The 1950's produced some very cool toys and novelties.  This Roy Rogers plastic drinking cup is one of them.  I'm using this cup as the beginning of my next painting.  When I have an object like this, I put it in the direct sun and study it.  I try to put lighting on it that gives it a life of its own.  Then I try to imagine the cup being used by a child and try to visualize that day back in 1950.  As a child of the 50's, I remember having my TV idols and how I would daydream about meeting them. Thus, the beginning of "Trail Break".

I needed a backdrop for the painting, so I've chosen an old Roy Rogers comic book.  Wanting an image where Roy is off to the side, this book worked well.  When I started designing the image, I realized that I needed Roy on the right side of my canvas, so... 

...I flipped the image on my canvas.  I know, I know, now Roy becomes left handed and if he took his hat off, the part in his hair would be on the wrong side.  Well, that's artistic license!

I've located the plastic cup on the left side of the canvas, and will draw in my little buckaroo just to the right.

Here's Matthew.  We told a close friend that we were looking for a 3-4 year old boy to model in this painting and she hooked us up with a great family.  Not only did Matthew fit this painting perfectly, his dad, Shawn, was perfect for another painting I was designing. Matthew had his hands full for the photo. I needed him to hold the stick horse, hold the cup with Roy's profile visible, pretend like he is getting a drink through the straw, and look directly into the sun...all at the same time.  He was great!

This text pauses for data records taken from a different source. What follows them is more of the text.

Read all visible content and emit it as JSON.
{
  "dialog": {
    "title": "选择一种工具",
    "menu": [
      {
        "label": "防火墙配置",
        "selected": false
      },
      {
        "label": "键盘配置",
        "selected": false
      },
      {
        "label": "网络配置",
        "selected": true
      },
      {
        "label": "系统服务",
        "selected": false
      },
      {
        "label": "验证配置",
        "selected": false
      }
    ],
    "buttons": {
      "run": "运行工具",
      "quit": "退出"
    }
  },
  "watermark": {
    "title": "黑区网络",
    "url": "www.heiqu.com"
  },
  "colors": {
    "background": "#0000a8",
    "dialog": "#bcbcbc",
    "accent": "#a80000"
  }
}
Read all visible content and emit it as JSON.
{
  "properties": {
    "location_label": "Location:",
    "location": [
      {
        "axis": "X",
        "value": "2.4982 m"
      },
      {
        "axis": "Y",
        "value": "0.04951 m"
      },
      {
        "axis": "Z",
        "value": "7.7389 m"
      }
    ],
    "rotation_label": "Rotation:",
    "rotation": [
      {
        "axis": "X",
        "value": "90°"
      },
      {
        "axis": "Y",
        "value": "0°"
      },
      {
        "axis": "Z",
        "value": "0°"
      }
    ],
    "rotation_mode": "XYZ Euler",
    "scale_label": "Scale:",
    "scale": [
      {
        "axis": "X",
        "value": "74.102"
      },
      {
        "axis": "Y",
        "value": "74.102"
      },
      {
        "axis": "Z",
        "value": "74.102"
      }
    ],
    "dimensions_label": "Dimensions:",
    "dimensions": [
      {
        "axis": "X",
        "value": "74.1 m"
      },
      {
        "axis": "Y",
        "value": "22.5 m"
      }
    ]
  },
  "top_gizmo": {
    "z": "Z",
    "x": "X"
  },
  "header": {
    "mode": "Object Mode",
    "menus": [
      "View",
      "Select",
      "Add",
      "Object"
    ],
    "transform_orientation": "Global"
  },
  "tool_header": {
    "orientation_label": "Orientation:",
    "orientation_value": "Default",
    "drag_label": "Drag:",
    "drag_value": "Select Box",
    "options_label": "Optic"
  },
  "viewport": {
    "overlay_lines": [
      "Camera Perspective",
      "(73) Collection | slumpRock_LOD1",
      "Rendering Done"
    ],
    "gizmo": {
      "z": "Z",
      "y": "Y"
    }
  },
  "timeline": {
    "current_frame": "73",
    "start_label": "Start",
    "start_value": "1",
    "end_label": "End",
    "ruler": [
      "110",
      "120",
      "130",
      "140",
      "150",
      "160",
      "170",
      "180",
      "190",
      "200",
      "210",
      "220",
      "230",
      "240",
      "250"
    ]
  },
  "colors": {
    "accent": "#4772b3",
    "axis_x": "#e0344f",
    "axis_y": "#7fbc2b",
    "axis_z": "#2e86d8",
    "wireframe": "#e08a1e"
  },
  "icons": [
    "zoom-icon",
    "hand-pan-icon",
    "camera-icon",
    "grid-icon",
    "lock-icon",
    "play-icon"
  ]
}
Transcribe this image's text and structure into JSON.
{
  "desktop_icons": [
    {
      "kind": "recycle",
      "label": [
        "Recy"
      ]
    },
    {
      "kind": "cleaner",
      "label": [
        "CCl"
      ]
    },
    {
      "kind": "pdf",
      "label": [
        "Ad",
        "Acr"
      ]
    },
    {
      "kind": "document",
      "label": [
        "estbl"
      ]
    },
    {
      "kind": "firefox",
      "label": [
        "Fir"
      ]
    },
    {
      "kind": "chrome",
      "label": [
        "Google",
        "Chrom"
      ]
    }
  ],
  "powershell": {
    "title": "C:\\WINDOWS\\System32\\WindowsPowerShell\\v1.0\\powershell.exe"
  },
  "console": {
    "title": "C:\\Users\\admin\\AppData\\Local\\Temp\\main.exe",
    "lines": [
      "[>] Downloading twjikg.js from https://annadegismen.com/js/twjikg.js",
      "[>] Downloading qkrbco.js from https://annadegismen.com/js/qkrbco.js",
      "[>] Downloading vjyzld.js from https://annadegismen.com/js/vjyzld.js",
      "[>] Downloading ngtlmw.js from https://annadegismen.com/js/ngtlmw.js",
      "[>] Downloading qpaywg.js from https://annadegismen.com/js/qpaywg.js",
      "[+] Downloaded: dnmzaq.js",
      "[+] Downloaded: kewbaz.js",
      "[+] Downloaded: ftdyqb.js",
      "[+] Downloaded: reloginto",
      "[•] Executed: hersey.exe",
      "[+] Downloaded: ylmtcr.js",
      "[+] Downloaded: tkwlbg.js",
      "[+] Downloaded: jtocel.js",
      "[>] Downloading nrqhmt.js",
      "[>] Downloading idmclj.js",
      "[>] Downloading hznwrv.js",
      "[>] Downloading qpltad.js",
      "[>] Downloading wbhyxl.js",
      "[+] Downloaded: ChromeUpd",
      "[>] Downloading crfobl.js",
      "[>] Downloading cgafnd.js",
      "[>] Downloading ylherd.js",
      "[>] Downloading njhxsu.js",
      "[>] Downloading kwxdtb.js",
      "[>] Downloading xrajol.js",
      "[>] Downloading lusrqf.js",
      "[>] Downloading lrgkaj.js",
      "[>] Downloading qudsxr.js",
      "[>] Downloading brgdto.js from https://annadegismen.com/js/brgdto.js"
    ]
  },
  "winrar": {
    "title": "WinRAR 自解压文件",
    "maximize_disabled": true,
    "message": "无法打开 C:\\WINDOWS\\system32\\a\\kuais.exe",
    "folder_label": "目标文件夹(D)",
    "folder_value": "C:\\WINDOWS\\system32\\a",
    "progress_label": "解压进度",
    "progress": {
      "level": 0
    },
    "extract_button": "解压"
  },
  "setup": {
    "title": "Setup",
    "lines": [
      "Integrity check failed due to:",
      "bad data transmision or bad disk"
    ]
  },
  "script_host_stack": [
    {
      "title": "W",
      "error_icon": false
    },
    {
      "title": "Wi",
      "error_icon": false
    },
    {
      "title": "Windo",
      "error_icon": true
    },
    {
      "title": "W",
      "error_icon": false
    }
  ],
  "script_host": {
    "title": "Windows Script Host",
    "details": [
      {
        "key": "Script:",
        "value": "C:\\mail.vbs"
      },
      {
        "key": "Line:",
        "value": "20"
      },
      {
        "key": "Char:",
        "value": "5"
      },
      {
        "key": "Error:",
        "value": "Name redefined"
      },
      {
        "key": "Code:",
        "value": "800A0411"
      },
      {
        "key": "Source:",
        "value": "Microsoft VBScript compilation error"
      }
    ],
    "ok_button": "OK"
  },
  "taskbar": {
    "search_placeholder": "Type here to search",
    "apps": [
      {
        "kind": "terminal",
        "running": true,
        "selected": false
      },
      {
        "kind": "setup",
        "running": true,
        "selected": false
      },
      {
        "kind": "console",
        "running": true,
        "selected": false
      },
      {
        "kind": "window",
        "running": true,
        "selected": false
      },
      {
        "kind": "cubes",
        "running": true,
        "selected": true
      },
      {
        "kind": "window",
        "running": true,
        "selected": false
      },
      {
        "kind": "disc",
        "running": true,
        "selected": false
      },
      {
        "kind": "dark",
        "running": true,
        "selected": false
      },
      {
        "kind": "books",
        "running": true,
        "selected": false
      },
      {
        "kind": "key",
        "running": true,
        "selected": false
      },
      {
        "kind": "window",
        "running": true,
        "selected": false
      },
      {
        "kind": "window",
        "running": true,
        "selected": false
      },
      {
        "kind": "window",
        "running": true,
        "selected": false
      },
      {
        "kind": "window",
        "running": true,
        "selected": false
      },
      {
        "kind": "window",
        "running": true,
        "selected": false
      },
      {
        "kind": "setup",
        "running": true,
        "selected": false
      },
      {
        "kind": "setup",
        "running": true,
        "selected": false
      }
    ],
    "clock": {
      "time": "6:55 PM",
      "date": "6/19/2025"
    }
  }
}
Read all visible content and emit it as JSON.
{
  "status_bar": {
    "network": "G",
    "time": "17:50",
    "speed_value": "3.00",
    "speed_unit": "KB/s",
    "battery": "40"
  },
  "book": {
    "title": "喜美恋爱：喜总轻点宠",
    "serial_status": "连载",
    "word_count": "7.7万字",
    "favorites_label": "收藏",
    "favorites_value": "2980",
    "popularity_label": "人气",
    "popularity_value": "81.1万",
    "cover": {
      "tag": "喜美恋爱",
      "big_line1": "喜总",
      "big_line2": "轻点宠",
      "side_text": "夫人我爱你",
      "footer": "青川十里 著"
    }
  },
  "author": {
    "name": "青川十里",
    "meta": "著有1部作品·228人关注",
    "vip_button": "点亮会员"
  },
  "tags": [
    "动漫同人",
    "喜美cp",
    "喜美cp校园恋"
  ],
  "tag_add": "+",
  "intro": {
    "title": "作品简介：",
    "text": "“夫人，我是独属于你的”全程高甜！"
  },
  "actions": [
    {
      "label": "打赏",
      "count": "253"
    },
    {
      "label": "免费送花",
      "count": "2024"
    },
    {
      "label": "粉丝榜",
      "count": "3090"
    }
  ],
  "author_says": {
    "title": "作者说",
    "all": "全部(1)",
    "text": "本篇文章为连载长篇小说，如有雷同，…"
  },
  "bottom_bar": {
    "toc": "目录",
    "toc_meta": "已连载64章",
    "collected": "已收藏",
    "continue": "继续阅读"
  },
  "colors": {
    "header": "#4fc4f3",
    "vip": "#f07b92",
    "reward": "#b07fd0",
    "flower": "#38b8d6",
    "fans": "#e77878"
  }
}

I've begun to paint in the young boy, stopping on the trail for a sip from his idol's cup.


Here's a close-up of the young cowboy.


Matthew looks great so far.


The dark background makes the light on Matthew really 'pop'.


This painting has reached the half-way point.  Time to evaluate all the lights/darks and colors before I apply one final layer of paint.


I've rendered Roy in his final layer of thick paint.  The wet oil pigment allows me to push the paint around and achieve the desired blended edges.


Here is a close-up of the upper right corner of the comic book.  Do you remember the 10 cent comic book?


Back in the day of this comic book, the publisher/art director started with a photo of Roy Rogers to be used on the cover of the book.  He then had his graphic artist/illustrator render these cool cartoon depictions of Roy chopping wood and...


...cooking over the campfire.  Notice that the artist used the photo of Roy to copy his clothing for his art.  Very cool.


I shot a photo of this close-up of the lettering to show the difference between the first layer of thin paint and...


...the second and final layer of paint.  You can see the rich brush strokes in this close-up.


Here is the painting up to this point.  The cup, the little cowboy and the floor are the last areas to complete.

email:scott@scottmooreart.com